→ Assigned task
Check each line of the listing below for the string "星优图片处理大师", then give only the number of lines where it occurs.

→ Source material
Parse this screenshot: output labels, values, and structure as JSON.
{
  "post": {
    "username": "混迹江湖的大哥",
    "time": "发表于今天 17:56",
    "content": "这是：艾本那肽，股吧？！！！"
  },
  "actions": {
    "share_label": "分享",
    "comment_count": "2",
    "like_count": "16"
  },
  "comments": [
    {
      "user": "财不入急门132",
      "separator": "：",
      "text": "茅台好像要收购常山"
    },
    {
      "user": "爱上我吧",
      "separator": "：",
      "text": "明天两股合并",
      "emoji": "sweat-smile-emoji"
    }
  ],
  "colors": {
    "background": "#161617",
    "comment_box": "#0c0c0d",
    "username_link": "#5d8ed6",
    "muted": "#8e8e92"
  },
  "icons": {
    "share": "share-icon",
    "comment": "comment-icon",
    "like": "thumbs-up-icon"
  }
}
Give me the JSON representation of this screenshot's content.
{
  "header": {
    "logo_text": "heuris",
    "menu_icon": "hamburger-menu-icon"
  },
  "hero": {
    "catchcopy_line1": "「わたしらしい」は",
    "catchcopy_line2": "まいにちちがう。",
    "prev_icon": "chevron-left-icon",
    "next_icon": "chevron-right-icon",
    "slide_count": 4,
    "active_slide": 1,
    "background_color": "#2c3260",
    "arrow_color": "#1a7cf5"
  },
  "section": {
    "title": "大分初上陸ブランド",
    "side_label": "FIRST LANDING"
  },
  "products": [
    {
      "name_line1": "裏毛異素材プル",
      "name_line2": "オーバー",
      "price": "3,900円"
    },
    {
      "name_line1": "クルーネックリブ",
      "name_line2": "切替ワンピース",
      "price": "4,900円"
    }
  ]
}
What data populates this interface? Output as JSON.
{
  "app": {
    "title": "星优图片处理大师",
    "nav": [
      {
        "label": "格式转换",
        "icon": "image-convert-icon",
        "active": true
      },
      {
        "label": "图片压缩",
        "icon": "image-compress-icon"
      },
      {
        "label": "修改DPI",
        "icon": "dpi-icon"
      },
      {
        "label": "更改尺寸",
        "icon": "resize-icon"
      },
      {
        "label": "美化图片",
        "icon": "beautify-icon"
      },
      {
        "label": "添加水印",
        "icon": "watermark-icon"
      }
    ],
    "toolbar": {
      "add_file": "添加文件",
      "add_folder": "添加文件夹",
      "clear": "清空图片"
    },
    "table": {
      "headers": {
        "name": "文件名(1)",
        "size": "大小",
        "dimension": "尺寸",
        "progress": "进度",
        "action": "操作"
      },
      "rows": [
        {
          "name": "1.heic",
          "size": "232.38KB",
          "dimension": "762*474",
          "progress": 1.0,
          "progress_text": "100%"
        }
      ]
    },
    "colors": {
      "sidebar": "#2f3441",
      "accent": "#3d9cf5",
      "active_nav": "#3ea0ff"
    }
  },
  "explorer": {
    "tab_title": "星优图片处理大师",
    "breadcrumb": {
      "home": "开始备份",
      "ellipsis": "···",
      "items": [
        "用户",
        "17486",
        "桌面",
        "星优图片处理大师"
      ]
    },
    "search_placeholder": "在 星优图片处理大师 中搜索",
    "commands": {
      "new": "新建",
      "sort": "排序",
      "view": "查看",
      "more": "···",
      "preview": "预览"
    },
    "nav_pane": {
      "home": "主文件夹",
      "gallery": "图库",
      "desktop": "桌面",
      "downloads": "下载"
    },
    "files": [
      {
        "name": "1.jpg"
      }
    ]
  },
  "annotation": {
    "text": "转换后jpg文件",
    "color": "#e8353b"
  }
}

→ Task response
4